COLUMBIA — The director of the State Ethics Commission said Wednesday his agency can’t take on additional oversight duties without more money.

The agency can barely operate on its current budget, executive director Herb Hayden told reporters.

The 10-person agency handles roughly 25,000 forms filed yearly from candidates, office holders and lobbyists, and conducts between 140 and 175 investigations a year based solely on complaints and tips. Random audits of campaign finance and public disclosure filings would require at least two more employees, Hayden said after presenting his budget request to a House panel.

Hayden asked the Ways and Means panel for an additional $390,000 from the state’s general fund to fully cover employees’ salaries. Currently, 70 percent of the agency’s total operating budget of $810,000 comes from the fees and fines it collects. Funding the bulk of salaries from those so-called “other funds” creates problems, he said. For example, when legislators gave most state employees a 3 percent salary increase in the current budget, the agency had to come up with most of that on its own.

“It’s not fair to do it that way,” agreed Rep. Gilda Cobb-Hunter, D-Orangeburg.

Legislators in both parties say ethics reform is a top priority this year. Gov. Nikki Haley is among those who advocate abolishing the House and Senate ethics panels and transferring their duties to the State Ethics Commission.

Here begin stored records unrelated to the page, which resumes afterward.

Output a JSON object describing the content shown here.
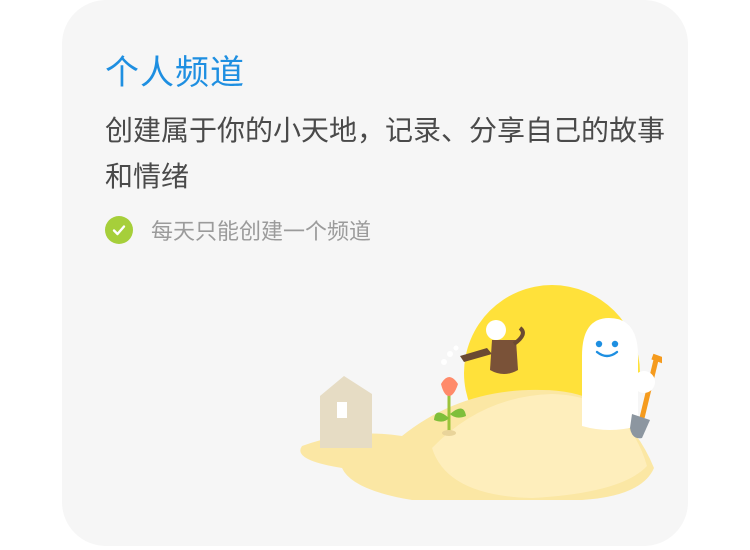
{
  "channel_card": {
    "title": "个人频道",
    "description": "创建属于你的小天地，记录、分享自己的故事和情绪",
    "note": "每天只能创建一个频道",
    "accent_color": "#1e8fe1",
    "check_color": "#a6cf3a",
    "note_icon": "checkmark-icon",
    "illustration": "personal-garden-illustration"
  }
}
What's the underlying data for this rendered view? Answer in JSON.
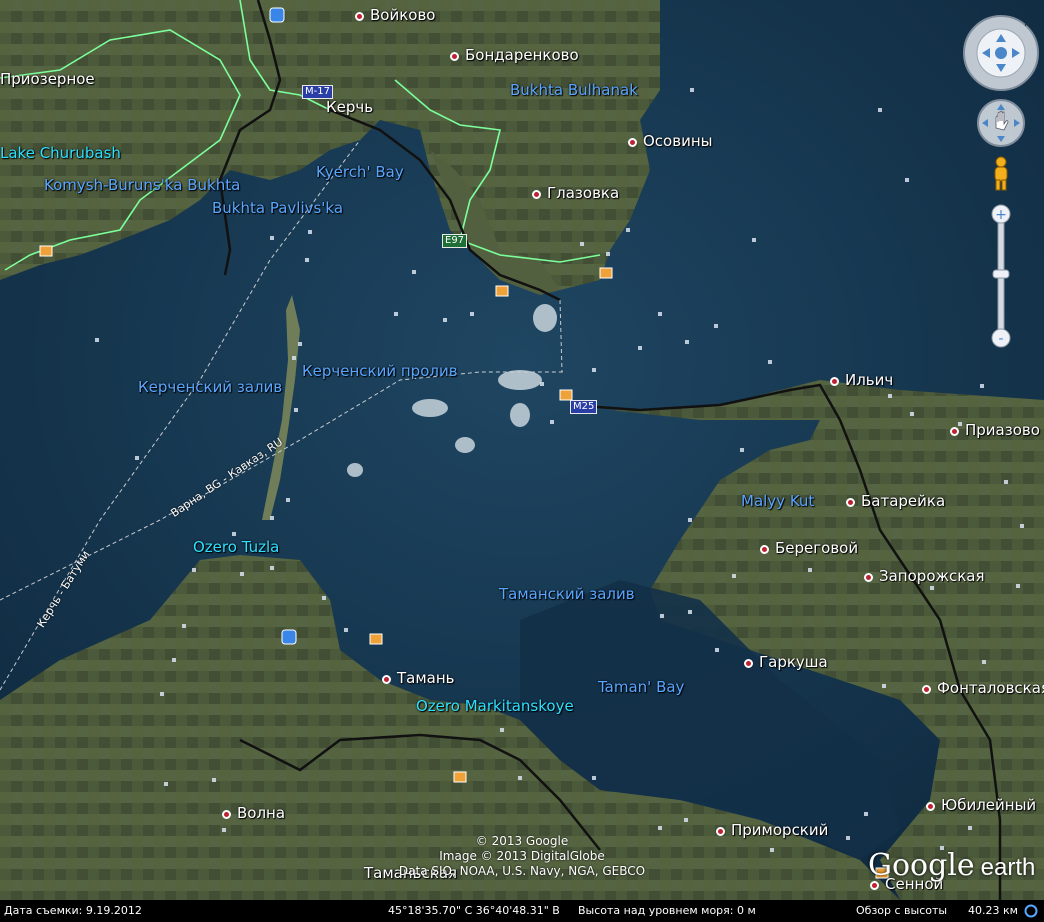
{
  "towns": [
    {
      "name": "Войково",
      "pin": true
    },
    {
      "name": "Бондаренково",
      "pin": true
    },
    {
      "name": "Приозерное",
      "pin": false
    },
    {
      "name": "Керчь",
      "pin": false
    },
    {
      "name": "Осовины",
      "pin": true
    },
    {
      "name": "Глазовка",
      "pin": true
    },
    {
      "name": "Ильич",
      "pin": true
    },
    {
      "name": "Приазово",
      "pin": true
    },
    {
      "name": "Батарейка",
      "pin": true
    },
    {
      "name": "Береговой",
      "pin": true
    },
    {
      "name": "Запорожская",
      "pin": true
    },
    {
      "name": "Гаркуша",
      "pin": true
    },
    {
      "name": "Тамань",
      "pin": true
    },
    {
      "name": "Фонталовская",
      "pin": true
    },
    {
      "name": "Юбилейный",
      "pin": true
    },
    {
      "name": "Волна",
      "pin": true
    },
    {
      "name": "Приморский",
      "pin": true
    },
    {
      "name": "Сенной",
      "pin": true
    },
    {
      "name": "Таманьская",
      "pin": false
    }
  ],
  "water_labels": [
    "Bukhta Bulhanak",
    "Kyerch' Bay",
    "Komysh-Buruns'ka Bukhta",
    "Bukhta Pavlivs'ka",
    "Керченский залив",
    "Керченский пролив",
    "Malyy Kut",
    "Таманский залив",
    "Taman' Bay"
  ],
  "cyan_labels": [
    "Lake Churubash",
    "Ozero Tuzla",
    "Ozero Markitanskoye"
  ],
  "road_shields": [
    {
      "text": "M-17",
      "color": "blue"
    },
    {
      "text": "E97",
      "color": "green"
    },
    {
      "text": "M25",
      "color": "blue"
    }
  ],
  "route_labels": [
    "Варна, BG - Кавказ, RU",
    "Керчь - Батуми"
  ],
  "credits": [
    "© 2013 Google",
    "Image © 2013 DigitalGlobe",
    "Data SIO, NOAA, U.S. Navy, NGA, GEBCO"
  ],
  "logo": {
    "brand": "Google",
    "product": "earth"
  },
  "status": {
    "date": "Дата съемки: 9.19.2012",
    "coords": "45°18'35.70\" С  36°40'48.31\" В",
    "elevation": "Высота над уровнем моря:    0 м",
    "eye_alt": "Обзор с высоты",
    "eye_alt_value": "40.23 км"
  },
  "icons": {
    "north": "N",
    "look": "look-joystick-icon",
    "move": "hand-move-icon",
    "street_view": "pegman-icon",
    "zoom_in": "+",
    "zoom_out": "-"
  },
  "colors": {
    "sea": "#16354f",
    "land": "#4a5a3a",
    "border": "#7cff9a",
    "road": "#101010"
  }
}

Currently, the legislative committees handle complaints against their current and former members, while the State Ethics Commission handles complaints against all other elected officials. Critics liken the secretive House and Senate panels to a fox guarding the hen house.

Calls for eliminating them were renewed last year when the House Ethics Committee twice cleared Haley of allegations that she lobbied for two employers while a House member. Haley has said that ordeal prompted her, too, to call for the committees’ end.

Hayden told the three-person House panel Wednesday he had no estimates for what it might cost for his agency to take on additional responsibilities.

For starters, he said, “I don’t know how many complaints y’all receive.”

While Hayden didn’t request money for any potential increase in duties, paying 100 percent of the 10 employees’ salaries from state tax collections would free up money the commission collects from fees, fines and training — as long as the Legislature maintained the agency’s “other funds” spending authorization.

The vast majority of those funds come from lobbying fees and late filing fines, Hayden said.

Subcommittee Chairman Jim Merrill, R-Charleston, said he wants to try again to double the $100 registration fee that each lobbyist pays yearly. The fees paid by South Carolina lobbyists should at least match the Southeastern average, he said.

That idea previously failed in the Senate.

Merrill said he also will push to change how the Ethics Commission’s board members are appointed. Currently, the governor appoints all nine members of the board that oversees the agency, though the Legislature must consent to the governor’s picks. Merrill believes that gives one person too much potential influence.